The FRC noted that a recurring trend featured in all bar two of the published sanctions was a lack of audit evidence, a lack of professional scepticism and a failure to document workings properly. 

In addition to the FRC’s record-setting year of financial sanctions, this year’s crop also marks a 100% increase in non-financial sanctions, up from 28 to 62. 

Commenting on the report, the FRC’s executive director of enforcement, Elizabeth Barrett said: “The level of financial sanctions imposed in the year underscores the important dissuasive role they continue to play, while the further increase in the use of bespoke non-financial sanctions reflects the ongoing emphasis placed on identifying the underlying causes of failure and effecting long term positive change. Such sanctions play a key part in our role as an improvement regulator.”

Replies (2)

Please login or register to join the discussion.

avatar
By Hugo Fair
28th Jul 2022 19:57

"This (£46.5m during 2021–22) is the highest total amount of sanctions in a year, with 2018–19 having the highest at £42.9m"? Is the word 'previously' missing after '2018-19'?

And what does "fines totalling £46.5m during 2021–22 (£34.6m after settlement discounts) up to 31 March 2022" actually mean? So the fines levied were 'only' £34.6m then?

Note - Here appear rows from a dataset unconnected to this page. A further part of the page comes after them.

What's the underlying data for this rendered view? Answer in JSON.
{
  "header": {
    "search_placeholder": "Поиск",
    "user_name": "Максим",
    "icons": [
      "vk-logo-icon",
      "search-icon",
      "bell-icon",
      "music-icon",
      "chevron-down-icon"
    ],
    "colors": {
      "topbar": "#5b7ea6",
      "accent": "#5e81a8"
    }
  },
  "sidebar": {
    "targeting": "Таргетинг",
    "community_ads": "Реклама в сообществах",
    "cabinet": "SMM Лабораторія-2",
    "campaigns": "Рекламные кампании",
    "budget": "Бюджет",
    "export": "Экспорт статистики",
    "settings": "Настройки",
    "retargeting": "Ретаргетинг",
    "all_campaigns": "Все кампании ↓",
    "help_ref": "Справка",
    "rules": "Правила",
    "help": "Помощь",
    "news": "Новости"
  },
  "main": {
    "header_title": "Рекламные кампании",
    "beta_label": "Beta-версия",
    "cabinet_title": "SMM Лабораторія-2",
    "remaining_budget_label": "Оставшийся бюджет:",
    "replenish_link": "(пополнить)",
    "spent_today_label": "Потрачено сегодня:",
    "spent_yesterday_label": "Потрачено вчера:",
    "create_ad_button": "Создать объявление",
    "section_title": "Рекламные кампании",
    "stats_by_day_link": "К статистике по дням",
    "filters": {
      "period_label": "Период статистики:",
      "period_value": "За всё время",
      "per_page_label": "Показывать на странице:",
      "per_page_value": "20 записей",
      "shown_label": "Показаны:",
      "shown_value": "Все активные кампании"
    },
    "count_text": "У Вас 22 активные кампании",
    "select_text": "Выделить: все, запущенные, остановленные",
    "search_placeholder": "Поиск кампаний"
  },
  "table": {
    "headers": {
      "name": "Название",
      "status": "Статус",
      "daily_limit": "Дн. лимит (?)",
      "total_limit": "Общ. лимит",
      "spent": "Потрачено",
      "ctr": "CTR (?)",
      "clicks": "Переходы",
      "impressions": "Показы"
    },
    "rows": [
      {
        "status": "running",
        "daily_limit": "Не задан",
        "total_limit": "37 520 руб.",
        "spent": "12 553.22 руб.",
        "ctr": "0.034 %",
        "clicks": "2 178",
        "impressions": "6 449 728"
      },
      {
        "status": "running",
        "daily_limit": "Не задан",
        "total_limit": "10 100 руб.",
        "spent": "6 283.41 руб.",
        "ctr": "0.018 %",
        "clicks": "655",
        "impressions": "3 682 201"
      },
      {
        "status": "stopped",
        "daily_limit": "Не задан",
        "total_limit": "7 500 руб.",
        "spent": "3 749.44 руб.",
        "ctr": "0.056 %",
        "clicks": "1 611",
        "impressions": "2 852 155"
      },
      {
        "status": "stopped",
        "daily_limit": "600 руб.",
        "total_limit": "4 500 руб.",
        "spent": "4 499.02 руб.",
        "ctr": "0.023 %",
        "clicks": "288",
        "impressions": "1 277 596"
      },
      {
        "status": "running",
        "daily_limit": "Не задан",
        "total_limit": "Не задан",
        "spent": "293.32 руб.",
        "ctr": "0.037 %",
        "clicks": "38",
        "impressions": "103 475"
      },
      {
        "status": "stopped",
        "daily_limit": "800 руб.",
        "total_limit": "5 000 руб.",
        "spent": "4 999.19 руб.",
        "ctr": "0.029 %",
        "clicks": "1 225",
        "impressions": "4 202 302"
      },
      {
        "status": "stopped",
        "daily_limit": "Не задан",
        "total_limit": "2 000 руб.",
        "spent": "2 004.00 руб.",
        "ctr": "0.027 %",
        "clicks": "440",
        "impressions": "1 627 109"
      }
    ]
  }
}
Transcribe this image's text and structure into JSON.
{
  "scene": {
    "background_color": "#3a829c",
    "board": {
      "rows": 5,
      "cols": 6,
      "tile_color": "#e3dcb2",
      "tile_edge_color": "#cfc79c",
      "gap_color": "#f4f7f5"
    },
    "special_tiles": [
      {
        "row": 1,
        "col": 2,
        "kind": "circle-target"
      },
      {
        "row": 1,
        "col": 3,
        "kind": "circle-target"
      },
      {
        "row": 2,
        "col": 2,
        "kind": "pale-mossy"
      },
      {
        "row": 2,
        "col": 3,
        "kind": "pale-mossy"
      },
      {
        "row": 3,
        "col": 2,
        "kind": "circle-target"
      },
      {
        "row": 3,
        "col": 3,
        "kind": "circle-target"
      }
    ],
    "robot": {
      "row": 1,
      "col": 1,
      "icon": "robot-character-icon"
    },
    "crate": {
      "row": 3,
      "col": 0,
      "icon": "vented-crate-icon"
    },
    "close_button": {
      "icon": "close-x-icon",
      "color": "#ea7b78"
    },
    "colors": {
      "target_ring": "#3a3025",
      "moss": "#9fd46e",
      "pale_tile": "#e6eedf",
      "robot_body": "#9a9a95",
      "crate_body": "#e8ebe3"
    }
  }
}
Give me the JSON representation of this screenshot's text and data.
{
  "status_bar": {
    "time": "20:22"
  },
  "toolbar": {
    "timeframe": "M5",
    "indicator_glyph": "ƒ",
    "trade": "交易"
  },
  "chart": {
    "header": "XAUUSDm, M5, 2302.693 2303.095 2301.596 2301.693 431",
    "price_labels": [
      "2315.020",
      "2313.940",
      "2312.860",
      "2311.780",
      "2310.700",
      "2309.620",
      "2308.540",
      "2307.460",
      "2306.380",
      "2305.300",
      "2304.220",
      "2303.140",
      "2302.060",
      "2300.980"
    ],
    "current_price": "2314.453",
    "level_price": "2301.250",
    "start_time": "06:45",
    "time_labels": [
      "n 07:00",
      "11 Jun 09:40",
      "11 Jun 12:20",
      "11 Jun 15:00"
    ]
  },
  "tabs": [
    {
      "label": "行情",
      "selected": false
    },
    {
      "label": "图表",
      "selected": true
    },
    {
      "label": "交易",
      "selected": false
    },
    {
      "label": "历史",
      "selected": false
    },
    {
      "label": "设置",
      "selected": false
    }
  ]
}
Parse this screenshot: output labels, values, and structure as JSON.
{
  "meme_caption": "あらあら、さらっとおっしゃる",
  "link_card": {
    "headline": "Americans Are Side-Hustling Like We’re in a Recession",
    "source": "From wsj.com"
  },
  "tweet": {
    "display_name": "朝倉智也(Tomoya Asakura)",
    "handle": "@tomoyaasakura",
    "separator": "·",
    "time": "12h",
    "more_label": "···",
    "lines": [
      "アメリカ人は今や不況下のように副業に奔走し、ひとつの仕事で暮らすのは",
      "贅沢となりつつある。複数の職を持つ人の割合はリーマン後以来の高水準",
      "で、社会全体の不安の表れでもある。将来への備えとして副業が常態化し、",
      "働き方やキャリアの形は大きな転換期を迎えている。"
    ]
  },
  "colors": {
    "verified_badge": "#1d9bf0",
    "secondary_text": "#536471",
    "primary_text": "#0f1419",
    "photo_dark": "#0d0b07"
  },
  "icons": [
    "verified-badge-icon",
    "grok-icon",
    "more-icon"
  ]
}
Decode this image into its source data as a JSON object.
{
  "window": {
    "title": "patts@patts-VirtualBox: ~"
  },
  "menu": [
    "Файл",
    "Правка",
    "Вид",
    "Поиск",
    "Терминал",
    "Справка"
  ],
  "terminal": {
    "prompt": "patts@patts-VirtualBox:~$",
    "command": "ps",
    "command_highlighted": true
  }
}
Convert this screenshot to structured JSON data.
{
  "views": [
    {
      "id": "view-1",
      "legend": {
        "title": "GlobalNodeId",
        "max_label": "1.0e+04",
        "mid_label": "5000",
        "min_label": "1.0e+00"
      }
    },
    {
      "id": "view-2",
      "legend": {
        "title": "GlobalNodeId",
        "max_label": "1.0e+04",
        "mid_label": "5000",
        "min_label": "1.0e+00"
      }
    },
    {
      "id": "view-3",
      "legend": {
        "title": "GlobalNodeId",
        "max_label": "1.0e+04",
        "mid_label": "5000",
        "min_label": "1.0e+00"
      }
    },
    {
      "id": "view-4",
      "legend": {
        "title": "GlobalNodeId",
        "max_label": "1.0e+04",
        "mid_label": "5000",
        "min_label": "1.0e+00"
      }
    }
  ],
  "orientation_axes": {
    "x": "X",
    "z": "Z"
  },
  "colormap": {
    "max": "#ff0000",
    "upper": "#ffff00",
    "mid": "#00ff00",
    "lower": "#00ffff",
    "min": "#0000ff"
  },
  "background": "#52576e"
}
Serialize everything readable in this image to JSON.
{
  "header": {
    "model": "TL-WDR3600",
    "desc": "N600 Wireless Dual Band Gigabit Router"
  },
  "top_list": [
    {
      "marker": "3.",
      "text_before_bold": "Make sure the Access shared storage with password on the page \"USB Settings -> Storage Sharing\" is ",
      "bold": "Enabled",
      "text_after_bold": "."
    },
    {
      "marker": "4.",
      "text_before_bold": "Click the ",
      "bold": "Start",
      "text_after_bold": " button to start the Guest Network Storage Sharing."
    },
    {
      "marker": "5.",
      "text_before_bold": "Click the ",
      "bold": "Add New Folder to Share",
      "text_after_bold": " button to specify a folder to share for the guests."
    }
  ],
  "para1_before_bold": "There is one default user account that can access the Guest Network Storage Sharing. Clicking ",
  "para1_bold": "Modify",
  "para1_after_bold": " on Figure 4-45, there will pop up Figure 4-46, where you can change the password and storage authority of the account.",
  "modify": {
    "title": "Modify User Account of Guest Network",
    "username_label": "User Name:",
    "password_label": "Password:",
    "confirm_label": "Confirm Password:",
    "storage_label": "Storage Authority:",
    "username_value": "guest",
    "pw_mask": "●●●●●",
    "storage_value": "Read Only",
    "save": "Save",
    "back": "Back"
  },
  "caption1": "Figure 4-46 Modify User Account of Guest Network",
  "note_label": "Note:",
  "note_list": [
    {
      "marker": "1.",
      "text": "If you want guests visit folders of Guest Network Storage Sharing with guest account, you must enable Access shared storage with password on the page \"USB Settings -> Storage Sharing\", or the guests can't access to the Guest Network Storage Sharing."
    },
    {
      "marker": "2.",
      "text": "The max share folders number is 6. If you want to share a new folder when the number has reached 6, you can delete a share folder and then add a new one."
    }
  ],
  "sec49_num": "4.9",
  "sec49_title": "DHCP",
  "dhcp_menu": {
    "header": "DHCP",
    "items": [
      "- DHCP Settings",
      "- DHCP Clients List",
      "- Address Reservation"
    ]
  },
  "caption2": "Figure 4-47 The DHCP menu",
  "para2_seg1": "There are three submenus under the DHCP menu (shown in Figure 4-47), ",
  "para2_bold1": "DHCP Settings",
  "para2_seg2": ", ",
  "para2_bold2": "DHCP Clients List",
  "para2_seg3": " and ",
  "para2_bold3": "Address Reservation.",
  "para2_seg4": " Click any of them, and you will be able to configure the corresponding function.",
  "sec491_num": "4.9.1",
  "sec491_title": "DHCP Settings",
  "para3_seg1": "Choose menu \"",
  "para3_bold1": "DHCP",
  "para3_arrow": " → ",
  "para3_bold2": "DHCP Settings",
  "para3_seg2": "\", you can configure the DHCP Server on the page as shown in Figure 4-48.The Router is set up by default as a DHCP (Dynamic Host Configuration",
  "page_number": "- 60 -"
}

Anyway, the big story isn't really the fines - which, after all, are only the end-point in the sorry ongoing saga of (let's be generous) widespread ineptitude.
You don't provide the dates of each activity that eventually led to a fine, but Silentnight seems like a reasonable example ... where the events took place in "late 2010 and 2011", but the fine was only levied in 2021-22 (a whole decade+ later).

So statements from the FRC like "Such sanctions play a key part in our role as an improvement regulator" are a non sequitur par excellence.
The time taken (leaving aside the relatively minor impact of fines and rare examples of personal accountability) ensures that the correlation between cause and fine (which is necessary if the fine is to have any dissuasive role) is almost entirely lost.
All that remains is for senior partners to trot out the 'lessons learned' and 'not on my watch' mantras - and everyone can continue without fear of being associated with tainted activities!

Thanks (2)
avatar
By Richradgross
09th Aug 2022 11:34

With the audits of Patisserie Holdings, Stagecoach, Conviviality, Rolls-Royce and Galliford Try all leading to big fines for large audit firms, the Financial Reporting Council (FRC) has dished out fines totalling £46.

Thanks (0)